Whatever reason, come awkward adolescence my hands began to shake. It was worsened when trying to hold something, particularly something that was either extraordinarily delicate or scalding. It was made even worse when there was an audience or I was nervous or embarrassed. As you can imagine, class presentations were my worst nightmare.
And needless to say, awkward adolescence just got a whole lot worse…
On really bad days my head would try to shake itself off my neck. But mostly, it was my hands, with their omnipresent jitter.
Unlike when I was diagnosed with Rheumatoid Arthritis, I knew exactly what I was in for. About half the aunts and uncles on my mom’s side have these same shakes. In fact, many people around the world do. It’s called an Essential Tremor and it can cause your hands, head or voice to shake. We don’t know why and we don’t have a cure (sound familiar?).
One aunt has a particularly bad rendition – her head never pausing. So I was filled with a sense of dread and acceptance when I noticed them in myself; I was one of the unlucky ones, stuck with the shakes and destined to have it for the rest of my life.
To my surprise, by age 16 my Familial Essential Tremor had all but disappeared. Occasionally my hands would shake a bit when I was especially nervous, but it was nothing compared to what it had been a few years earlier. People stopped pointing it out. I was ecstatic.

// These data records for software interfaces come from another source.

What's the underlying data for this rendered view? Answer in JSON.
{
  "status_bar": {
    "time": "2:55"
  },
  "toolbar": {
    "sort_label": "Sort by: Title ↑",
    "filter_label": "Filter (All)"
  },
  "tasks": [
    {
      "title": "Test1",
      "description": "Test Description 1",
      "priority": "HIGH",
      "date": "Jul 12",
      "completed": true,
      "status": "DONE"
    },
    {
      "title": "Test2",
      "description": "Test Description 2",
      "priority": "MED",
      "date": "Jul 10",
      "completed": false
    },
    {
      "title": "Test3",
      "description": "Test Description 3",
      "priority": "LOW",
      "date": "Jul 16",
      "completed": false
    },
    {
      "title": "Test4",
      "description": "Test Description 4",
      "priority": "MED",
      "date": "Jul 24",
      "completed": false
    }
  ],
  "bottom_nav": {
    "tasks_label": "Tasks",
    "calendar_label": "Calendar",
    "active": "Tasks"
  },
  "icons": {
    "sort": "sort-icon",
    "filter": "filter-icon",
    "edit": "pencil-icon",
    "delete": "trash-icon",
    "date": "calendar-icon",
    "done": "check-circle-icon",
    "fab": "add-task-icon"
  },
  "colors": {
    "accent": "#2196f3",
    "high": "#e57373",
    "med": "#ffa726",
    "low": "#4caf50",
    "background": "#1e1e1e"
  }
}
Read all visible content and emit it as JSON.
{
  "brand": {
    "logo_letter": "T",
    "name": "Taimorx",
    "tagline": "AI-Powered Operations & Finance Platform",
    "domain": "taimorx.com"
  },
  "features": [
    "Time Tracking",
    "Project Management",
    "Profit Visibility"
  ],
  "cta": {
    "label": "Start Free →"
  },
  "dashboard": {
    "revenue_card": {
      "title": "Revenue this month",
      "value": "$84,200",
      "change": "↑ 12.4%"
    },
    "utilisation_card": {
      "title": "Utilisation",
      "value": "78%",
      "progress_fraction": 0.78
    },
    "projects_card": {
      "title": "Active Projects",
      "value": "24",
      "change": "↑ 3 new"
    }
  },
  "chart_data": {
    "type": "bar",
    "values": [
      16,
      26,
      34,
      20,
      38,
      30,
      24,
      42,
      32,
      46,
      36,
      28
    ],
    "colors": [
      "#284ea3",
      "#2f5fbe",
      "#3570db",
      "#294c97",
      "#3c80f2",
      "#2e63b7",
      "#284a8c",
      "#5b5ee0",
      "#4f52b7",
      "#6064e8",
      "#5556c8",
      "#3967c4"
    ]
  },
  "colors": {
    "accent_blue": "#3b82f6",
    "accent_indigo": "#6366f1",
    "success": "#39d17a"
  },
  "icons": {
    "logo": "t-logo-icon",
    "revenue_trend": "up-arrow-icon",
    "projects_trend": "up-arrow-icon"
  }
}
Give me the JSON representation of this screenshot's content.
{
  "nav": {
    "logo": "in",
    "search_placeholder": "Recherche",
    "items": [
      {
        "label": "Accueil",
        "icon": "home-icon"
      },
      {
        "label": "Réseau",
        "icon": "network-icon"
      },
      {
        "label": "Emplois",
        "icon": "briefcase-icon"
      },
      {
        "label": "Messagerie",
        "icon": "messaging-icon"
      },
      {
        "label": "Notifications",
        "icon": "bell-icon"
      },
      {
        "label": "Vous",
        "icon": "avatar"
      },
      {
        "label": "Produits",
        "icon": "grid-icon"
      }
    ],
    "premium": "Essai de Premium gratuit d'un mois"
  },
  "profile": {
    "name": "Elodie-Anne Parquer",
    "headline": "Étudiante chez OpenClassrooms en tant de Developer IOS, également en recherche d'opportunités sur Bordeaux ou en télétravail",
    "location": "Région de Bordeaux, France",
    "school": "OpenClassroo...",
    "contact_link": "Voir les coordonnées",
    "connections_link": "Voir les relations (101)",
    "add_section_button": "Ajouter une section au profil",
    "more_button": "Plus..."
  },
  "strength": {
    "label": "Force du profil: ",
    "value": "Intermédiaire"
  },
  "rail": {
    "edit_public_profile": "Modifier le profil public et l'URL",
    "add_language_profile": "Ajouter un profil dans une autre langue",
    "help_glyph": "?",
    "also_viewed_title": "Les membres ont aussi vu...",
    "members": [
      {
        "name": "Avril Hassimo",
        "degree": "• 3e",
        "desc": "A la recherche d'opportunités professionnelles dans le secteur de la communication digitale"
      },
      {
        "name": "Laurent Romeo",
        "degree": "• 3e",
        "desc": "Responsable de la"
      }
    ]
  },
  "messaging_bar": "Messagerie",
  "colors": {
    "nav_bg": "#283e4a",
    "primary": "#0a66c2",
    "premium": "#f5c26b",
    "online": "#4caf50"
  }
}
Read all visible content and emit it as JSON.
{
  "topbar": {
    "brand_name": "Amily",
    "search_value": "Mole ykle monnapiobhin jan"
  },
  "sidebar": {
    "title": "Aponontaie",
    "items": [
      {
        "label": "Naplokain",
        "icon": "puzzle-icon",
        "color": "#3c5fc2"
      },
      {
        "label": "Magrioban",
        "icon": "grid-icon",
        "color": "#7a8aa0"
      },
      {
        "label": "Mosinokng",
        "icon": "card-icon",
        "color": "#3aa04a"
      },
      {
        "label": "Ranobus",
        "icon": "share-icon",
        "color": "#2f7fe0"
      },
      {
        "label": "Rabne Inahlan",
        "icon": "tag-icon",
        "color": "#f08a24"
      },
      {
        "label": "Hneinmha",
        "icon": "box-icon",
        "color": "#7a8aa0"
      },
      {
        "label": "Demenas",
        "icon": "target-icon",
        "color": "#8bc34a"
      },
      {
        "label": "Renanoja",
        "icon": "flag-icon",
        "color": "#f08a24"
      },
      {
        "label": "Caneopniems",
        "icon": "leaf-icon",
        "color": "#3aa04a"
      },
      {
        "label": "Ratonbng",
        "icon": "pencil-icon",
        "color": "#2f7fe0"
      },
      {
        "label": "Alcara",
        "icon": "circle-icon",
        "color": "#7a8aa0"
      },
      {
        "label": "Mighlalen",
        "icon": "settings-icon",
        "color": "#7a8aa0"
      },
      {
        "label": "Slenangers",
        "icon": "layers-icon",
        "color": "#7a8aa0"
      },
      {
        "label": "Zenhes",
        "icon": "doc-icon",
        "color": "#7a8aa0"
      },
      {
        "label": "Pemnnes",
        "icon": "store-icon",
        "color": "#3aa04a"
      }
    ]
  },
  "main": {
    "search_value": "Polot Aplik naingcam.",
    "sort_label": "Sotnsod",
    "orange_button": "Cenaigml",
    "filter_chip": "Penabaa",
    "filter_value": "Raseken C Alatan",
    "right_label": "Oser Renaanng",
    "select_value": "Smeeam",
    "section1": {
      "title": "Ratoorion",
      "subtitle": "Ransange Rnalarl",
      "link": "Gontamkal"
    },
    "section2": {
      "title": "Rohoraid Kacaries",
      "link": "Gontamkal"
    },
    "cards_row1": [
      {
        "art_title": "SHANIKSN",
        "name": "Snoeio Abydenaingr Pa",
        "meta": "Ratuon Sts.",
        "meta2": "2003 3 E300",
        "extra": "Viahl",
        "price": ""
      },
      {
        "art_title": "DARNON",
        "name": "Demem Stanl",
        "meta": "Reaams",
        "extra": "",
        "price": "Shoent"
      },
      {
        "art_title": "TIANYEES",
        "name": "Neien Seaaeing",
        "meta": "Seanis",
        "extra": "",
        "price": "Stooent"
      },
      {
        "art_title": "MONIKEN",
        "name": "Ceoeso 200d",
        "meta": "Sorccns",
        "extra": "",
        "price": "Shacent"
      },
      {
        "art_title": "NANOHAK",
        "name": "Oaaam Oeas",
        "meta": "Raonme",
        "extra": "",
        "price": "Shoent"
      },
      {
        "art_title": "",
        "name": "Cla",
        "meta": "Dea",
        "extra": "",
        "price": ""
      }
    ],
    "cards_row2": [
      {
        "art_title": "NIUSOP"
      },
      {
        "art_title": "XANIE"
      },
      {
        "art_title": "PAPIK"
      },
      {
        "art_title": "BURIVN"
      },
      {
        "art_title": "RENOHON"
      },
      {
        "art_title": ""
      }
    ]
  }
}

It’s basically been a non-issue since then. But now suddenly, at the age of 31, I seem to be a bit shakier. It’s not bad enough that it’s affecting my head, but it’s been bad enough to spill hot coffee while pouring, to have people comment and stare yet again, and for me to have flashbacks back to those rough adolescent years.
Like RA and Raynaud’s Phenomenon, there is no cure for an essential tremor. It’s just … a condition. A genetic mutation, according to the Mayo Clinic.
So, what can I do? Well, avoid caffeine, alcohol and stressful situations, for starters. But, since that’s not going to happen for me right now, I’m sticking to hoping that it’ll mysteriously disappear, the reaction to a 30-something’s hormone cycle, like it did when I was 16.